Below are records. Find each line in them that holds the word "ZAJED" and copy it.

Records from a data source
###
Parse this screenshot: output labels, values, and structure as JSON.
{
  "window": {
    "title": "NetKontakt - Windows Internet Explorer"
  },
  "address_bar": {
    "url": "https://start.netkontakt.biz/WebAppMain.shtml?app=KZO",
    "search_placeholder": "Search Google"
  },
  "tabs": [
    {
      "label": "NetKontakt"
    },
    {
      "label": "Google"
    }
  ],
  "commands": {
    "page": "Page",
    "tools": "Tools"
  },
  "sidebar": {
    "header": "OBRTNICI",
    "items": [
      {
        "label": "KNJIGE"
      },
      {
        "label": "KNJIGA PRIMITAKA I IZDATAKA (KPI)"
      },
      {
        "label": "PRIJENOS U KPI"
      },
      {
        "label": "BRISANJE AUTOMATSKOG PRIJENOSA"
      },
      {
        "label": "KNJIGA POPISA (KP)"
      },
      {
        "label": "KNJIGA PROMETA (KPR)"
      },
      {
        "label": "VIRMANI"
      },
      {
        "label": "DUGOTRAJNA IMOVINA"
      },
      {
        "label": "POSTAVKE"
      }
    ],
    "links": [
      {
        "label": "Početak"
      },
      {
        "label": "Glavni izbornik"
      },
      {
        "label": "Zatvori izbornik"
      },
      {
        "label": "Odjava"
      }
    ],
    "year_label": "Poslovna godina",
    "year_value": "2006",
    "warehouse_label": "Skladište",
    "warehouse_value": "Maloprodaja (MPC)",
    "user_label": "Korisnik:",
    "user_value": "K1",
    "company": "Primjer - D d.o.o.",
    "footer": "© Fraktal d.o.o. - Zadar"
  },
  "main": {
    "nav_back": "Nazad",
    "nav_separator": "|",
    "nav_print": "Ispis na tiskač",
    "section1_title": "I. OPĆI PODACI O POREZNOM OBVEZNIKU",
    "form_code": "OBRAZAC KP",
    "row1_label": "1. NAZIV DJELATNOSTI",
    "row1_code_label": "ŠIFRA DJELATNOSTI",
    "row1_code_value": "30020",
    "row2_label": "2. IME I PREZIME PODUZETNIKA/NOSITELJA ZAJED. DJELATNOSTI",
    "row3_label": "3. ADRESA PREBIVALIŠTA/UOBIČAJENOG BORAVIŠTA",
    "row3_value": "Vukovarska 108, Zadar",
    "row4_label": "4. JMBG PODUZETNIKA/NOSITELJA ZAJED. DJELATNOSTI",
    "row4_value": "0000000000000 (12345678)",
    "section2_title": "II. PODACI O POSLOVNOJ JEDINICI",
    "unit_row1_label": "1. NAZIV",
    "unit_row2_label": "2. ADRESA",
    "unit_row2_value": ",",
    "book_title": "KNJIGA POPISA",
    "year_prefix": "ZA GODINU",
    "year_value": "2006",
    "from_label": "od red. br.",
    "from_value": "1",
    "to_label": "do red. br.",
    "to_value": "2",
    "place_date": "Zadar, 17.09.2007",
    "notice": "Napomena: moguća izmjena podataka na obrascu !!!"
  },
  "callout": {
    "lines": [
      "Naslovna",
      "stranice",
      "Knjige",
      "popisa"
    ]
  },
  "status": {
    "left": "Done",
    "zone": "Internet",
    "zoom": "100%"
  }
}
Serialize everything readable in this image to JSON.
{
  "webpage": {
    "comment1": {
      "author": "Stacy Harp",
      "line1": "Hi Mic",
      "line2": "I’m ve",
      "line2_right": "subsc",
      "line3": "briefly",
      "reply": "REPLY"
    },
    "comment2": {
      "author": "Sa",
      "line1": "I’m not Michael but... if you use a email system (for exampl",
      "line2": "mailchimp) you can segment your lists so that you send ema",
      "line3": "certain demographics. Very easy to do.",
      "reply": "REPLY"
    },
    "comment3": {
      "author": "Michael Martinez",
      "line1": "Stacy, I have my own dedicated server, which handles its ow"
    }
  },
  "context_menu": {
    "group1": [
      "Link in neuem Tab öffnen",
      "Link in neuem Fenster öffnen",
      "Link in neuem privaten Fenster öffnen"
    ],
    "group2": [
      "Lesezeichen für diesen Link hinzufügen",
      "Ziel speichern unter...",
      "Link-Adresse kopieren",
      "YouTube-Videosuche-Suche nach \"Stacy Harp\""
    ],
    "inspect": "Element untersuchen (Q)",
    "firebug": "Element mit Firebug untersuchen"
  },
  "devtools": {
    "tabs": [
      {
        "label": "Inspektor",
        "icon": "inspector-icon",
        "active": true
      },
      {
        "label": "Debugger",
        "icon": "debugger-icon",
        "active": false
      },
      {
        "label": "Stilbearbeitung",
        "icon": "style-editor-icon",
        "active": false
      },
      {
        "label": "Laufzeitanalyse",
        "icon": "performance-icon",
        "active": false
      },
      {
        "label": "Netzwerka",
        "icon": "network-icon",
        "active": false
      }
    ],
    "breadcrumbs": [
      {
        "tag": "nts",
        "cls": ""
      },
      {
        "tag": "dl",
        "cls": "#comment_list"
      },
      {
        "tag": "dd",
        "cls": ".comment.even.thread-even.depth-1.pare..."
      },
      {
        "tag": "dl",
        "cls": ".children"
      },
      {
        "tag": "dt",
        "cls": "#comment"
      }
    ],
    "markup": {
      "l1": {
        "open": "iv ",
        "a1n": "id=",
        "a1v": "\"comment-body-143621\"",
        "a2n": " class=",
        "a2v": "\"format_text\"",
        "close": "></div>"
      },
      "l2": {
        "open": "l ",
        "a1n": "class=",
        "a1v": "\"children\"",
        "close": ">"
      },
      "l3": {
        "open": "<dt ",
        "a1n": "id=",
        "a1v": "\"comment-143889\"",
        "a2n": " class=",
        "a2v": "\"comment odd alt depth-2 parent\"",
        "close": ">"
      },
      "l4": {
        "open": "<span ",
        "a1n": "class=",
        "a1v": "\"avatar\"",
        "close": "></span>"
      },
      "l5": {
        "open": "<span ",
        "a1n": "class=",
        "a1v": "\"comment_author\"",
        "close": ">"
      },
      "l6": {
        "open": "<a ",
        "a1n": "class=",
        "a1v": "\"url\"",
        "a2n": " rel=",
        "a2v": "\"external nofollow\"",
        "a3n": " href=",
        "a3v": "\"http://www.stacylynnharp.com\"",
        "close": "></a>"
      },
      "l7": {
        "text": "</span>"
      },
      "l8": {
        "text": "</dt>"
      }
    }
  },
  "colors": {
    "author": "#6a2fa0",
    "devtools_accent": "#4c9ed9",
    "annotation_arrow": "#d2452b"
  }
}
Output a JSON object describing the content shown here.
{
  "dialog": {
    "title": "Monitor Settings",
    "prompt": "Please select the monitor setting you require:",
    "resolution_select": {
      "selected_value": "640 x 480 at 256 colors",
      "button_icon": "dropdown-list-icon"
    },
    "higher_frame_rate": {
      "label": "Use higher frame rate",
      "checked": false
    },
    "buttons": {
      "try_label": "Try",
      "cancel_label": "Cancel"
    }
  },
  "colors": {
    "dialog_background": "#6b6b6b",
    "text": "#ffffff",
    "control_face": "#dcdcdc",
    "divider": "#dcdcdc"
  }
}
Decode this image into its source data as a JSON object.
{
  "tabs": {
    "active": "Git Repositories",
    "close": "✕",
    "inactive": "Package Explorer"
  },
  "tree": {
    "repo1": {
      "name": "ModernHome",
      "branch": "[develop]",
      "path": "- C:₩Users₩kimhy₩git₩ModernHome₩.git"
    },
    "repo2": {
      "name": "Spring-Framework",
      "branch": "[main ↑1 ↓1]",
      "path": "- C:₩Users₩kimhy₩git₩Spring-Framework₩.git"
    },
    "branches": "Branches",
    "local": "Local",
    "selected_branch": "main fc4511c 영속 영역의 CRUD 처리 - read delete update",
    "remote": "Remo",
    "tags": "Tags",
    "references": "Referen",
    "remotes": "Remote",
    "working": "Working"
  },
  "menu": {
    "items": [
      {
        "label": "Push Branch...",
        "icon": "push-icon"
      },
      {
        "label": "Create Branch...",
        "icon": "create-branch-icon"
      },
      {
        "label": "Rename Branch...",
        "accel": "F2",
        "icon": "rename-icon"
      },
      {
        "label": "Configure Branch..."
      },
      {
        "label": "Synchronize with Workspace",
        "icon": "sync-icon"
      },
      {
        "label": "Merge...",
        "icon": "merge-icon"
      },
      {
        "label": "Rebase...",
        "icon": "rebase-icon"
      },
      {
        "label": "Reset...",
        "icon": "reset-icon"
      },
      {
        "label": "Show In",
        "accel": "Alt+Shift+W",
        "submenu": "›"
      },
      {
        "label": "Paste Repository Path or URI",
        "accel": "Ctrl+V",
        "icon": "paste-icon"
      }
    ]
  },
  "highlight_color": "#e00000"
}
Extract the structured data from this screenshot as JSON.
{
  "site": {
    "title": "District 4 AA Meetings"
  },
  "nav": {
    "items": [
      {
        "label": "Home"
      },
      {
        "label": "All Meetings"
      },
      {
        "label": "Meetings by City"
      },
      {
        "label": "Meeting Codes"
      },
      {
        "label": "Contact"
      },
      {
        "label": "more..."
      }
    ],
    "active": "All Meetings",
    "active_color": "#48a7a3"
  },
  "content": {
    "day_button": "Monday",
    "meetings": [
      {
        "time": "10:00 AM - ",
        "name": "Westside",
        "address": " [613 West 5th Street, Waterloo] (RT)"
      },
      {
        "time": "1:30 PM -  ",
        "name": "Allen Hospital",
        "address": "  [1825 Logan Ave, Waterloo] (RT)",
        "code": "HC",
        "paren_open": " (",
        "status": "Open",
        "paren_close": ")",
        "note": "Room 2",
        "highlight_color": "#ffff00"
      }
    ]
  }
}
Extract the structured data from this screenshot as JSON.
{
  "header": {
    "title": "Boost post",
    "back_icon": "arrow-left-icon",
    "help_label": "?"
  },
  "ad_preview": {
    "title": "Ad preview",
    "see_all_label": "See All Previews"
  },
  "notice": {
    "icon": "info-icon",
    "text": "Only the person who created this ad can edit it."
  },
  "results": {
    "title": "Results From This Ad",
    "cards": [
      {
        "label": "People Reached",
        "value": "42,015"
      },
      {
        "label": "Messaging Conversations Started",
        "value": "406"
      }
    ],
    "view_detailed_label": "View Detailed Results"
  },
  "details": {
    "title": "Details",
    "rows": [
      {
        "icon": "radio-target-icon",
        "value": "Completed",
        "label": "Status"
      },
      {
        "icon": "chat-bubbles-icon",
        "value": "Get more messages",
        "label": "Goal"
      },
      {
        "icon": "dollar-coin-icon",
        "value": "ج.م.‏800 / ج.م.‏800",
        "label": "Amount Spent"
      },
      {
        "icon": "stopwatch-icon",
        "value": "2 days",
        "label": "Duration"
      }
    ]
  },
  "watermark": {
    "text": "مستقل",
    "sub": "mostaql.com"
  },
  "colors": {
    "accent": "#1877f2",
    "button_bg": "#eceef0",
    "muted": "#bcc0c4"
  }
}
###
Completed task
    "row2_label": "2. IME I PREZIME PODUZETNIKA/NOSITELJA ZAJED. DJELATNOSTI",
    "row4_label": "4. JMBG PODUZETNIKA/NOSITELJA ZAJED. DJELATNOSTI",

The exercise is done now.